The Staten Island Zoo is such a New York City Treasure. It’s set in this beautiful New York City Park and has been there since the early 1900s. They have beautiful exhibits, fantastic gardens. We’re always bringing in new animals. I actually fly around the country from time to time to help them choose and adopt animals. It truly is a beautiful place to visit.
NYR: Tell us about the building that Z100 is in.
ED: For a moment, when I was studying architecture in Texas, I did a paper on this building. I came to New York and actually met with the building management. They took me on tour. That was back in the 1980s. Here it is twenty some years later: I’m working in it. It’s a beautiful building. It’s a cylinder. It’s great to be able to work, live, and play downtown in Tribeca. The energy just being in the city is so needed.
NYR: Who’s the personality that you respect most in the industry?

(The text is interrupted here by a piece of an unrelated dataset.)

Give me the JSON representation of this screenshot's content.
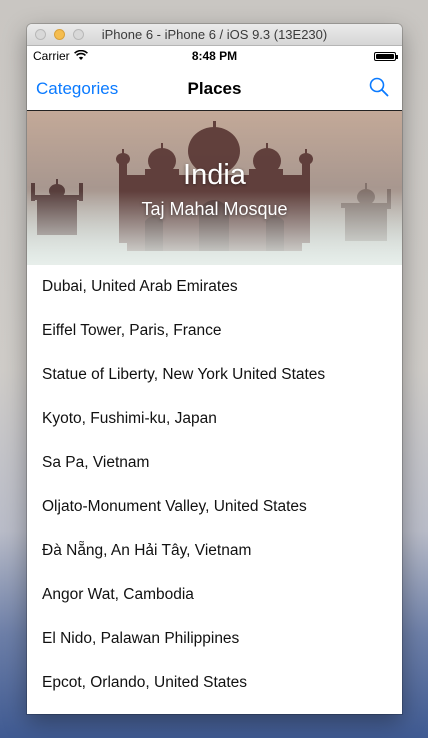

ED: I’ll tell you, Howard Stern. Howard Stern was the first to demand that they allow him to be honest on the air. He fought the management and told them to trust him, let him use his gut, and go on there and be honest. Howard Stern, in my opinion, was the originator of honesty in radio.
NYR: On a personal note, how was it to be gay and make it into the business?
ED: I think it’s always important for me to be honest with the audience about who I am and what I’m all about. But I’ve never wanted the show to be the Elvis’ gay show. We’re a collection of different personalities from different walks of life. I happen to be gay, I happen to be in a relationship. But I was a single gay for a while. I talked about what it’s like dating. It was never a problem.